Illgner: Having worked as an educator, I considered myself competent at translating science for non-scientists, by explaining science concepts in every-day terms. However, in communicating science with policymakers, I gained additional experience considering the policy perspective in my word choices, while also keeping legal definitions in mind. As a capstone project of the Fellowship with JCOTS, I gained additional practice with this skill while composing an Issue Brief on the topic of Carbon Capture Technology options for Virginia, with the guidance of the attorneys at the DLS. It was especially interesting to learn the format and practices for writing an Issue Brief that followed legal writing standards rather than scientific writing standards. 

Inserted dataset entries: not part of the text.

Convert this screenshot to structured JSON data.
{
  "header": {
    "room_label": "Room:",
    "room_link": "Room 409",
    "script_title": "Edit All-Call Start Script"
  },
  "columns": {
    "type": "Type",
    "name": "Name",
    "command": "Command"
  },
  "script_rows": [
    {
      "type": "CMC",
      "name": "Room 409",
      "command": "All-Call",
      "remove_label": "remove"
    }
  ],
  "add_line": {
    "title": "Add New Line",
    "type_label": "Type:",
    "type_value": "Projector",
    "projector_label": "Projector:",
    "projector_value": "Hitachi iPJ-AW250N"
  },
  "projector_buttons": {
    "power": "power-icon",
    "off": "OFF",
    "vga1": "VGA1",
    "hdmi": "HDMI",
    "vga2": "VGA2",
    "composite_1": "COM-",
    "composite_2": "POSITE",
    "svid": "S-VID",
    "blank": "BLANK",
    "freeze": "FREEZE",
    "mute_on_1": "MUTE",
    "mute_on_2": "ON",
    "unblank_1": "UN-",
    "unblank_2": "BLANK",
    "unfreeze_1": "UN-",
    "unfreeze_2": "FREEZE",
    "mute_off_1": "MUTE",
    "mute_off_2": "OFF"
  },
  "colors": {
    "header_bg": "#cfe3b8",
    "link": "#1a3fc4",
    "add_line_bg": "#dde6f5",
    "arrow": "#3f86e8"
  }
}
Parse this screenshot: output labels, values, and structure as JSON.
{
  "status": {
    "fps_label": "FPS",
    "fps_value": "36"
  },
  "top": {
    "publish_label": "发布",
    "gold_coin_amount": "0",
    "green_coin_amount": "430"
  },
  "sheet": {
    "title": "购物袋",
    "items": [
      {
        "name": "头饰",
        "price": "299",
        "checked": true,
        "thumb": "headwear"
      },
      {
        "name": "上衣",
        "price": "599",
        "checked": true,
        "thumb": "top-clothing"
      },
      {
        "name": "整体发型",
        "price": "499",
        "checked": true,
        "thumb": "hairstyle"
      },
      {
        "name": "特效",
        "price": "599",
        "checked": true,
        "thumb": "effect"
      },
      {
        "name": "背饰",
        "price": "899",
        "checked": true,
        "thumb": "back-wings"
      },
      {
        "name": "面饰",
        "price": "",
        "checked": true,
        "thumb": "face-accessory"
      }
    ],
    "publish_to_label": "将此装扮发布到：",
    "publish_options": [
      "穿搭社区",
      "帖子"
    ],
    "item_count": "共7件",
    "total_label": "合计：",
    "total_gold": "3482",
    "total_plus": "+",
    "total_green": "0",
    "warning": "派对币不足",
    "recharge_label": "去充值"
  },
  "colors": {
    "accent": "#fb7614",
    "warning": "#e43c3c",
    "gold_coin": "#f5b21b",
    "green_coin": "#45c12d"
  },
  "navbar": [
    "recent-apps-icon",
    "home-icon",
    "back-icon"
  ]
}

Lad: Keeping aside my bias for science and compiling an objective non-technical report was the biggest challenge but a great learning experience for me. The interactions with the host office and stakeholders not only gave me an insight into the formulation of legislation but also taught the scientist in me the importance of viewing issues from a policymaker’s perspective. I am always grateful for the opportunity of informing policymakers based on scientifically gathered data. This project gave me a true sense of “policy for science” and taught me ways to bring all the information together and place it factually. Overall, my COVES experience was remarkable because I got to learn from other fellows as a cohort, as well as from the guest speakers' and mentors’ experiences. They inspire you to do more in this space!

Yarbrough: The biggest lesson obtained from this fellowship is how much power constituents possess to enforce new legislation. Bringing your problems/issues to your state and local officials can possibly turn into future legislation. Many people in the nation focus on federal legislation or even federal elections, when yes, federal laws can impact your life. However, state level policies/legislation affect your community and your state at a more personal level.


What skills or previous experiences best prepared you for this fellowship?

Illgner: As an avid consumer of news, I had observed the Virginia legislative session live-streams prior to being matched with JCOTS. Watching the sessions helped familiarize me with the rhythm, rules, relationships, personalities, and practices of Virginia's policymakers. This familiarity proved helpful during JCOTS meetings, and in interacting with the members. Additionally, having had experience speaking with members of the US congress and staff in 2019 with the UCAR Capitol Hill Scholars Program, as well as publishing several op-eds, gave me the confidence to communicate more clearly and assertively. Having strong communication skills helped our work together to be more cohesive, efficient, and enjoyable.

Lad: In my opinion, my outspokenness, previous experiences of conducting qualitative data analysis or semi-structured interviews gave me an upper hand in making this fellowship a success. Being well-organized and having clear communication skills always help in building great connections and gathering the required data.

Yarbrough: The skills that were the most helpful with this fellowship were my soft skills. The ability to converse with constituents on a personal level assisted with the process of resolving their problems and also assisted with me understanding different state and local issues that may not affect my everyday life. In turn, conversing with these constituents on a daily basis expanded my perspective on the issues happening at the state and local level.


.  .  .


To learn more about the COVES Fellowship, follow them on Twitter: @COVES_Fellows.

Other news